A hollow Elderberry branch. Not surprisingly, these were used to make musical instruments such as flutes.
Some of the rugged natural beauty that we enjoyed.
At another ramada replica, we saw a series of genuine metates that Third Grade students can use during educational field trips! These metates were rescued during road construction many years ago and were donated to the Interpretive Center.
There is much to learn about Kumeyaay tools, food, basket weaving, pottery and more!
Third Grade students use these small stones to paint their own rock art!
We head into the building at the Kumeyaay-Ipai Interpretive Center to learn even more!
Look at all the smiling docents!
Dorothy M. Tavui was a Kumeyaay friend who helped to establish the Interpretive Center in Poway.

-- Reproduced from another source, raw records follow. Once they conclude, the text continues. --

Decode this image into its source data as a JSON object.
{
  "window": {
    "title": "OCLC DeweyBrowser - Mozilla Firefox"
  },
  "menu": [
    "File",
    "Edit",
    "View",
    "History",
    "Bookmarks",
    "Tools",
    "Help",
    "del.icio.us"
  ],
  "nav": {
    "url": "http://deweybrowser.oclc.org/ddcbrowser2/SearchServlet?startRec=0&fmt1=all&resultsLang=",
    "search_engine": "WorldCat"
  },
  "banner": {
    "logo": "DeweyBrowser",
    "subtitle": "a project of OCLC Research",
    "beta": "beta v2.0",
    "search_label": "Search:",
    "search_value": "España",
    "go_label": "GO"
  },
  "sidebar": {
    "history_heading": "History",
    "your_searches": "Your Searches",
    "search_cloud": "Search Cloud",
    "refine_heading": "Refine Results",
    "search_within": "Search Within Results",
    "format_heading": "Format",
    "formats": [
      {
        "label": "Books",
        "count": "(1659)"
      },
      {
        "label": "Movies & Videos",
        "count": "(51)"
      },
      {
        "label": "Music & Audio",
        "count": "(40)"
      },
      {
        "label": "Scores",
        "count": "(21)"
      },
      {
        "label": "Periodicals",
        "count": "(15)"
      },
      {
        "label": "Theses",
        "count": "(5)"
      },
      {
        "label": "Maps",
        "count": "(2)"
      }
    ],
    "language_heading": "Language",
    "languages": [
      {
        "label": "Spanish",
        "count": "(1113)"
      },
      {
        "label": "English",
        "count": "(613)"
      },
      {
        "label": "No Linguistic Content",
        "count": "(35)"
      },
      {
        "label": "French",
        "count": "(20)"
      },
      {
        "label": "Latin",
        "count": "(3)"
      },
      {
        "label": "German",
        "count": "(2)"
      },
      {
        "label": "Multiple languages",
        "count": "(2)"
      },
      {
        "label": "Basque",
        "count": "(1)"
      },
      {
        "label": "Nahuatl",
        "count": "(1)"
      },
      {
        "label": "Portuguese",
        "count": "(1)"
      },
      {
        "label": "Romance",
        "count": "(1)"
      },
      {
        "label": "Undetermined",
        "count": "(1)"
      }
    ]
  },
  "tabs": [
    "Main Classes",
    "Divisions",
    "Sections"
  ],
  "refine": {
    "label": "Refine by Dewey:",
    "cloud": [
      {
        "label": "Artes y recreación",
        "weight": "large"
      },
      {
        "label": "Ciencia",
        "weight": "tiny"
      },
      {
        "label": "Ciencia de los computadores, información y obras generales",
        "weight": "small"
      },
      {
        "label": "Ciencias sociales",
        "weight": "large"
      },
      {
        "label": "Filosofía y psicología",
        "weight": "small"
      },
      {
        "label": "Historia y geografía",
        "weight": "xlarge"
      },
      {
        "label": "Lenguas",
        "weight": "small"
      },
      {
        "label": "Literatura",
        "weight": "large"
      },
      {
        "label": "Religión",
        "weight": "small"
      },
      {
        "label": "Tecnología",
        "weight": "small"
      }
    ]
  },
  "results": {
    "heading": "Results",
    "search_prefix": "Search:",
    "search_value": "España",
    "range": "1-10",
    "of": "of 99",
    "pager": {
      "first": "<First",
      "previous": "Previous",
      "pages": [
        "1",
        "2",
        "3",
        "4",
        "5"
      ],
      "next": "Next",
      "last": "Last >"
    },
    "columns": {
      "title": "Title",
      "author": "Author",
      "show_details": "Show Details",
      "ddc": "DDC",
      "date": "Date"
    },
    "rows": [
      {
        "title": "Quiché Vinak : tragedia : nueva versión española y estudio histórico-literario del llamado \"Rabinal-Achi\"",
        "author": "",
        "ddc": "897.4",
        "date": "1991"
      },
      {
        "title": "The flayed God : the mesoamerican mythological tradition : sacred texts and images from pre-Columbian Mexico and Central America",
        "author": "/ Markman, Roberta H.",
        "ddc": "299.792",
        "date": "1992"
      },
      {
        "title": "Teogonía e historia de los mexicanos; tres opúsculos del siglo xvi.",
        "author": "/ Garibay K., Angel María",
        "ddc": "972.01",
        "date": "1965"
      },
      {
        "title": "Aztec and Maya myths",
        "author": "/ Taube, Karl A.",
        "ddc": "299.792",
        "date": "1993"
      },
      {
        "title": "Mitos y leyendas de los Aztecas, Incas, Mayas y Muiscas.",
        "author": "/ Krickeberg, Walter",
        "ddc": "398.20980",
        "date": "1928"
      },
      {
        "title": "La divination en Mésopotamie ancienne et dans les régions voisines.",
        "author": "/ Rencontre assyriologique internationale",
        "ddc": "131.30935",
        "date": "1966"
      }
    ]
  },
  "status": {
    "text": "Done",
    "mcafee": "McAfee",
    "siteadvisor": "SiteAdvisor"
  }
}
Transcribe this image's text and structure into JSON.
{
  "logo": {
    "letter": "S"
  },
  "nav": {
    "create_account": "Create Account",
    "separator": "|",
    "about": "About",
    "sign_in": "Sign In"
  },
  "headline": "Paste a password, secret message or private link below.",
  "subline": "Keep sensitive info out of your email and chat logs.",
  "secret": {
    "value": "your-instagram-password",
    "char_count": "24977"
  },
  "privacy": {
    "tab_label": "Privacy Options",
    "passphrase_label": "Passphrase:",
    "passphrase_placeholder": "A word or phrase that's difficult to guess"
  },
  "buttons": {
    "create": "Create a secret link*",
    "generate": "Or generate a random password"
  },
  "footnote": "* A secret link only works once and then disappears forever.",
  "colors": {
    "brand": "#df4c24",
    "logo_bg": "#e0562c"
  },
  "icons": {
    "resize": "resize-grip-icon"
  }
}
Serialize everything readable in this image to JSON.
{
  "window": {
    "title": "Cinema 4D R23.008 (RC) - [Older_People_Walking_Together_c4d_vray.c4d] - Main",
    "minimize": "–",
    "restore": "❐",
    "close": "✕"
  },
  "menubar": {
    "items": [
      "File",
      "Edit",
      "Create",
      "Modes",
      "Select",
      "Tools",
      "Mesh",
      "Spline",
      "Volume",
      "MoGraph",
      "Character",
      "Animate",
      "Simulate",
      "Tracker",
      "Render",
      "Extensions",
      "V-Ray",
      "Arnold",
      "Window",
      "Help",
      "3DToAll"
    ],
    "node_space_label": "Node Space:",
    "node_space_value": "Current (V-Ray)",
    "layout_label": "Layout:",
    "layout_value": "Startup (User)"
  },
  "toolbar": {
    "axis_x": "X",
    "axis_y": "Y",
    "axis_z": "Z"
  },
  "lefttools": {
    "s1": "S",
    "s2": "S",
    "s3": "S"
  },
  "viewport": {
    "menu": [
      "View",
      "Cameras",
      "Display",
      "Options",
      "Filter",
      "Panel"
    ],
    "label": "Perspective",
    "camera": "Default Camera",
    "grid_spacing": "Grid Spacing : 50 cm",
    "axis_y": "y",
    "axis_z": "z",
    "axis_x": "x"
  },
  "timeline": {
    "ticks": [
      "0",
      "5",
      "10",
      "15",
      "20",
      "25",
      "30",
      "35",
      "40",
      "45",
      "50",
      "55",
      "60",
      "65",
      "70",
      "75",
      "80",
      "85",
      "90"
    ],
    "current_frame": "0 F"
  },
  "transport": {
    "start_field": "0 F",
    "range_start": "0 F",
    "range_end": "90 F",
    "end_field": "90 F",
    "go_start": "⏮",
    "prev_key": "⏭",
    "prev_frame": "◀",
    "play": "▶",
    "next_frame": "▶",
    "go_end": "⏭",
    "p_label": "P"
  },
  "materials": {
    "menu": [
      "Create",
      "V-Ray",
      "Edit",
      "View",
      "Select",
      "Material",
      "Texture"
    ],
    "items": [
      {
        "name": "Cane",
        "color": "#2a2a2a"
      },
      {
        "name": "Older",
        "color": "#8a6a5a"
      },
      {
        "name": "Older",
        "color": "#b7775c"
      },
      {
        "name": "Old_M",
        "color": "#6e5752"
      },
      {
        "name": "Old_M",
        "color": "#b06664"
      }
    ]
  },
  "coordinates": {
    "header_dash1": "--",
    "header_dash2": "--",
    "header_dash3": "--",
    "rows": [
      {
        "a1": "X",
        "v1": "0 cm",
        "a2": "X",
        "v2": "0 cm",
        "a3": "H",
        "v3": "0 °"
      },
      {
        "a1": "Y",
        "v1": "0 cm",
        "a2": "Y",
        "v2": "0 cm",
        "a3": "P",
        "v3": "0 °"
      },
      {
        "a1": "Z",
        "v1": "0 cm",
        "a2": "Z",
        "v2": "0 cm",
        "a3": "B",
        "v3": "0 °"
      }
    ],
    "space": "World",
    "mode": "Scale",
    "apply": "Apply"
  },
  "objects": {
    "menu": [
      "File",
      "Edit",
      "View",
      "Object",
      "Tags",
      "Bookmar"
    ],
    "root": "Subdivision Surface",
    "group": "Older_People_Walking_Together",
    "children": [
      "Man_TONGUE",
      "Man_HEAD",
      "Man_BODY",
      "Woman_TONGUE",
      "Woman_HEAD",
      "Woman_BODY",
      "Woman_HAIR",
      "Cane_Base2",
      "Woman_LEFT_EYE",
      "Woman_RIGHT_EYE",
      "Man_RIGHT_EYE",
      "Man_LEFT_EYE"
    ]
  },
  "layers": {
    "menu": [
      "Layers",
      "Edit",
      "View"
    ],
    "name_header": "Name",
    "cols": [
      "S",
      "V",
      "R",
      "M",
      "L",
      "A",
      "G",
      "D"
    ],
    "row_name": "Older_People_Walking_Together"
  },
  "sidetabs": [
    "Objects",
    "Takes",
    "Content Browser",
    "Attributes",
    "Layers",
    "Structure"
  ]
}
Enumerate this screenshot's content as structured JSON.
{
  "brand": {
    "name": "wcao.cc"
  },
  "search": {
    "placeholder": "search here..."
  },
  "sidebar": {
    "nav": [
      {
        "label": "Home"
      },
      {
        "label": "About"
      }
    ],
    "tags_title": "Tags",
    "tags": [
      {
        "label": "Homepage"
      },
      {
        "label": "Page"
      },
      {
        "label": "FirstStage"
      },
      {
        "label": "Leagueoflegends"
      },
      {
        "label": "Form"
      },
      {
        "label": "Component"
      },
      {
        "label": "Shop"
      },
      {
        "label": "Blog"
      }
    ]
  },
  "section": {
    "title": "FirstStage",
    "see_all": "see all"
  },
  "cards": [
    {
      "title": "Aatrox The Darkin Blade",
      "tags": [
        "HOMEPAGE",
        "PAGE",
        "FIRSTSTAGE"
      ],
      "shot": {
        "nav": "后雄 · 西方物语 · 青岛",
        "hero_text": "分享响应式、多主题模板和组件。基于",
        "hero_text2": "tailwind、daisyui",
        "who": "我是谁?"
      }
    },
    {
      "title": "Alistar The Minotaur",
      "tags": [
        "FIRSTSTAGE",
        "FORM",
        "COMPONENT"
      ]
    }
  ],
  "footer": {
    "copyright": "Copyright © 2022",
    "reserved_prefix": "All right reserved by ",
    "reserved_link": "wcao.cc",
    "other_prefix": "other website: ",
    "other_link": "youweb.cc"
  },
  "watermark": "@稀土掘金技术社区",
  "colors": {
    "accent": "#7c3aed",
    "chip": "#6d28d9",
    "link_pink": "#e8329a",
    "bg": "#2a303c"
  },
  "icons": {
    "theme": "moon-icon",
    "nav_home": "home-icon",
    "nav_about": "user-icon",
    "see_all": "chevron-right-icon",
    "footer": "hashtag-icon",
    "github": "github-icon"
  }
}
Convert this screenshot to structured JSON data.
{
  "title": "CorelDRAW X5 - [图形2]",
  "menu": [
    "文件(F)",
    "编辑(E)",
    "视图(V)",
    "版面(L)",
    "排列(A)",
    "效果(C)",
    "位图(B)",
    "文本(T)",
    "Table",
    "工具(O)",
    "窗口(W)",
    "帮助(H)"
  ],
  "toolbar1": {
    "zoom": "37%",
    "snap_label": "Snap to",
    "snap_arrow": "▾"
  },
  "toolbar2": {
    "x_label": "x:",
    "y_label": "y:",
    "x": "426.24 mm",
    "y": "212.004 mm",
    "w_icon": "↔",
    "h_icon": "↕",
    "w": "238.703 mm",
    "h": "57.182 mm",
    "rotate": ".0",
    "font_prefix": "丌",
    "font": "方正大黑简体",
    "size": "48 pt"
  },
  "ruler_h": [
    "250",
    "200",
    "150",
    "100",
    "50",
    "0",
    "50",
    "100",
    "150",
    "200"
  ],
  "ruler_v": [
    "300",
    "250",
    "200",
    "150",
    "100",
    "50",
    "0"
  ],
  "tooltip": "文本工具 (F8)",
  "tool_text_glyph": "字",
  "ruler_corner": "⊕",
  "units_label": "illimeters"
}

Shelves full of artifacts that kids can explore and handle to learn about Kumeyaay life.
A willow basket full of acorns. The long conical acorns are from Coast Live Oaks. The big acorns are from Black Oaks in the Cuyamaca Mountains. They were the largest and tastiest! The abalone shells you also see were obtained from the coast and often used as trade items.
Old photo of a 6 foot tall willow basket! Acorns would be gathered in season to last the entire year.
Sandals made of natural plant fibers.
I learned this is a seed beater! It’s being demonstrated on dried blooms of sage.
A beautiful mural inside the Kumeyaay-Ipai Interpretive Center in Poway shows what village life was like here for many thousands of years. By artist Brigitte Lopez, 2012.

I live in downtown San Diego and love to walk around with my camera! You can follow Cool San Diego Sights via Facebook or Twitter!